• Data to process:
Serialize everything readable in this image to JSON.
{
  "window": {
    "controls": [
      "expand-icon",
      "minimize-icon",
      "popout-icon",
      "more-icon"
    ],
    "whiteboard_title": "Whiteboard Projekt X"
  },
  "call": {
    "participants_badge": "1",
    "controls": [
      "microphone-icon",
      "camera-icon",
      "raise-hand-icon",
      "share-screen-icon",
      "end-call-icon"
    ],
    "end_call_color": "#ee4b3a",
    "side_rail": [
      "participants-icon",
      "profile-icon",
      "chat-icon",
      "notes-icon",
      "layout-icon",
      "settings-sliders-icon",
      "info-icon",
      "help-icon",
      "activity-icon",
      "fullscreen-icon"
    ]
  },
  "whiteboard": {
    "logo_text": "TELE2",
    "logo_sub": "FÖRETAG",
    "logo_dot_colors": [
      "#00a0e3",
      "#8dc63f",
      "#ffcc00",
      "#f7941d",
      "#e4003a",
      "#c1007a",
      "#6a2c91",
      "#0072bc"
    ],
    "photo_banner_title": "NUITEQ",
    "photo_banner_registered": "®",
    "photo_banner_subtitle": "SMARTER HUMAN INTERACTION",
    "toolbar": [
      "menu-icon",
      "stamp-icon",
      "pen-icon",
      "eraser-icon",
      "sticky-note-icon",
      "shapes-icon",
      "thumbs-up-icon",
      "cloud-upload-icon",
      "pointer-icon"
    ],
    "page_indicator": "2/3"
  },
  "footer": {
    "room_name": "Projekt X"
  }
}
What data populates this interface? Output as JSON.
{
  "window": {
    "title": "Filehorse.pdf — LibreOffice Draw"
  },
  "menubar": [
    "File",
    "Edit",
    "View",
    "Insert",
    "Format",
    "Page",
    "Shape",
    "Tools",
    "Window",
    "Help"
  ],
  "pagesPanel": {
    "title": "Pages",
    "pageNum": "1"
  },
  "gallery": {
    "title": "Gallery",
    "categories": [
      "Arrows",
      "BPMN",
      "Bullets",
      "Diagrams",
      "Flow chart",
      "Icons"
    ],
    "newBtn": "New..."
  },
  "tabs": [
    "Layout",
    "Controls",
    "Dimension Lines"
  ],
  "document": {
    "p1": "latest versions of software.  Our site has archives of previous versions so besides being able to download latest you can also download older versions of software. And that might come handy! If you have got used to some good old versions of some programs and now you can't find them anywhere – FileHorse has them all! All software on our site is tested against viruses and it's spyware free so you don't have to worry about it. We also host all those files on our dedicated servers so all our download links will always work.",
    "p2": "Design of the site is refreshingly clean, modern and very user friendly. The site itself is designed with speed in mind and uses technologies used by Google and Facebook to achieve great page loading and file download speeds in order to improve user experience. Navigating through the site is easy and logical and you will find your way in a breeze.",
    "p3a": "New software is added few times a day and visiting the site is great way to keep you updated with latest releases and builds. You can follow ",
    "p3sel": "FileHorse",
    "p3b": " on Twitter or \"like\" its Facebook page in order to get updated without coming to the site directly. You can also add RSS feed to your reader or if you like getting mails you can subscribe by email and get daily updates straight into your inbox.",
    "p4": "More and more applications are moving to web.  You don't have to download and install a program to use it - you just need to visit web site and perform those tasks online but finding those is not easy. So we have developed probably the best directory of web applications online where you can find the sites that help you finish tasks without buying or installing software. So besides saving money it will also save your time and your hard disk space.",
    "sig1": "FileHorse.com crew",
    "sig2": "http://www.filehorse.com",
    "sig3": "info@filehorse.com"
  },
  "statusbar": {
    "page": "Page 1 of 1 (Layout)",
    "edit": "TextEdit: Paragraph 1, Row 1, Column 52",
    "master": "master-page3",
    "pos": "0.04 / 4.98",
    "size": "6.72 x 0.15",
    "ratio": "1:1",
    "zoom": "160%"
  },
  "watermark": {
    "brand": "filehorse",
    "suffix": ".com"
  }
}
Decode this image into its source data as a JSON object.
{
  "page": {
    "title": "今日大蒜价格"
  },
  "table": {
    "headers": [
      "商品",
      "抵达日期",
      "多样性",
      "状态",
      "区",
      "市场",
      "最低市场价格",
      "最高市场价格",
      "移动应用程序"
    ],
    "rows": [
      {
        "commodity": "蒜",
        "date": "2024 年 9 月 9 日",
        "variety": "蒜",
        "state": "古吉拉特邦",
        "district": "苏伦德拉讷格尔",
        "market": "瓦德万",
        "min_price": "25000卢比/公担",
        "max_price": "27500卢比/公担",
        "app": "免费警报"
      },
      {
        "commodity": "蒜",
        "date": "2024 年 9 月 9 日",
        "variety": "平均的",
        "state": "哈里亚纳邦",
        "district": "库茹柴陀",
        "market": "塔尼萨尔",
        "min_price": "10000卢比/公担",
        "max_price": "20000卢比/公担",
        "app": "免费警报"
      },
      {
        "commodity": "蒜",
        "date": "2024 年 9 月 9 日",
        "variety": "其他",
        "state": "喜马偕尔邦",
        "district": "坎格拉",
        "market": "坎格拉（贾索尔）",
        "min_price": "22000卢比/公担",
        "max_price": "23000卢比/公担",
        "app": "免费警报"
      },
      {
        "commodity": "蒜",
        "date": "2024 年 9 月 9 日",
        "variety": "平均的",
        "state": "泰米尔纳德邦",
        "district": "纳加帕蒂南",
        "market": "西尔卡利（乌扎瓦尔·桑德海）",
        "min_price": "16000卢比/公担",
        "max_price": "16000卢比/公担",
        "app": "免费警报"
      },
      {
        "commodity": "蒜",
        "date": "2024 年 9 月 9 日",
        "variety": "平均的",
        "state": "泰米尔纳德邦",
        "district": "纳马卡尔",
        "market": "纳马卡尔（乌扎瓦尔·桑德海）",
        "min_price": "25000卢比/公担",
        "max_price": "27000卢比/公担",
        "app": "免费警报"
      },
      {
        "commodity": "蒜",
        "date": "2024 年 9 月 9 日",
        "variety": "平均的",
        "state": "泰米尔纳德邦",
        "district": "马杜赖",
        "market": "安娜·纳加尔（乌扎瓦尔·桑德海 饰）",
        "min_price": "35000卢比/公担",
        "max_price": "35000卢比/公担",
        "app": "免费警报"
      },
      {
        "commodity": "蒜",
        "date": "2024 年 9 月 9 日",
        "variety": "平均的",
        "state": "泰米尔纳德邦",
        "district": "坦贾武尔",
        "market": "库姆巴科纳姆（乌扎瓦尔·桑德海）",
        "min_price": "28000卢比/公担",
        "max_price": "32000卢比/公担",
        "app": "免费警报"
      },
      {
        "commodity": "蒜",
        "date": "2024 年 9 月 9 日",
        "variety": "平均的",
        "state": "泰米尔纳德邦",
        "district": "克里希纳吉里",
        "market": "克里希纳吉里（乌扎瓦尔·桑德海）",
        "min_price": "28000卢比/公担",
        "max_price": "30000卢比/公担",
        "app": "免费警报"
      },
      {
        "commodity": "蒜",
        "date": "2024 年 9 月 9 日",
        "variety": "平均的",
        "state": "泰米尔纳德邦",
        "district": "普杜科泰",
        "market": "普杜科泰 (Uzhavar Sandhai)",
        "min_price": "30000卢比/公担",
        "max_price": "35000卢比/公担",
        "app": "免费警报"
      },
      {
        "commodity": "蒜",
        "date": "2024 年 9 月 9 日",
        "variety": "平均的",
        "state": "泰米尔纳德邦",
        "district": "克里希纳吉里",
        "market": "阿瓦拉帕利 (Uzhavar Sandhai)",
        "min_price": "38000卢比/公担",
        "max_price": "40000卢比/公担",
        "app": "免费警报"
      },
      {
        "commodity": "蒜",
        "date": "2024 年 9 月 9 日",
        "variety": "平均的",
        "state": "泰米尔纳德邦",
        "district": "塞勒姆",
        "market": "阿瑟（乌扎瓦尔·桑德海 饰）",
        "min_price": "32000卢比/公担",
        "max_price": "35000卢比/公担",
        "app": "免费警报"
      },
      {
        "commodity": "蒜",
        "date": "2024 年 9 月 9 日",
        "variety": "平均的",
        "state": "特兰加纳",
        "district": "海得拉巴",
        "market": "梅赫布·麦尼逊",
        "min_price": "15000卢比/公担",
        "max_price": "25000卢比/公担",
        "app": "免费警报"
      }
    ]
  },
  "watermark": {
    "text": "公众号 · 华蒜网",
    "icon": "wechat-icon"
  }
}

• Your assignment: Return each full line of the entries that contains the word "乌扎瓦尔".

• Solution for this exercise:
        "market": "西尔卡利（乌扎瓦尔·桑德海）",
        "market": "纳马卡尔（乌扎瓦尔·桑德海）",
        "market": "安娜·纳加尔（乌扎瓦尔·桑德海 饰）",
        "market": "库姆巴科纳姆（乌扎瓦尔·桑德海）",
        "market": "克里希纳吉里（乌扎瓦尔·桑德海）",
        "market": "阿瑟（乌扎瓦尔·桑德海 饰）",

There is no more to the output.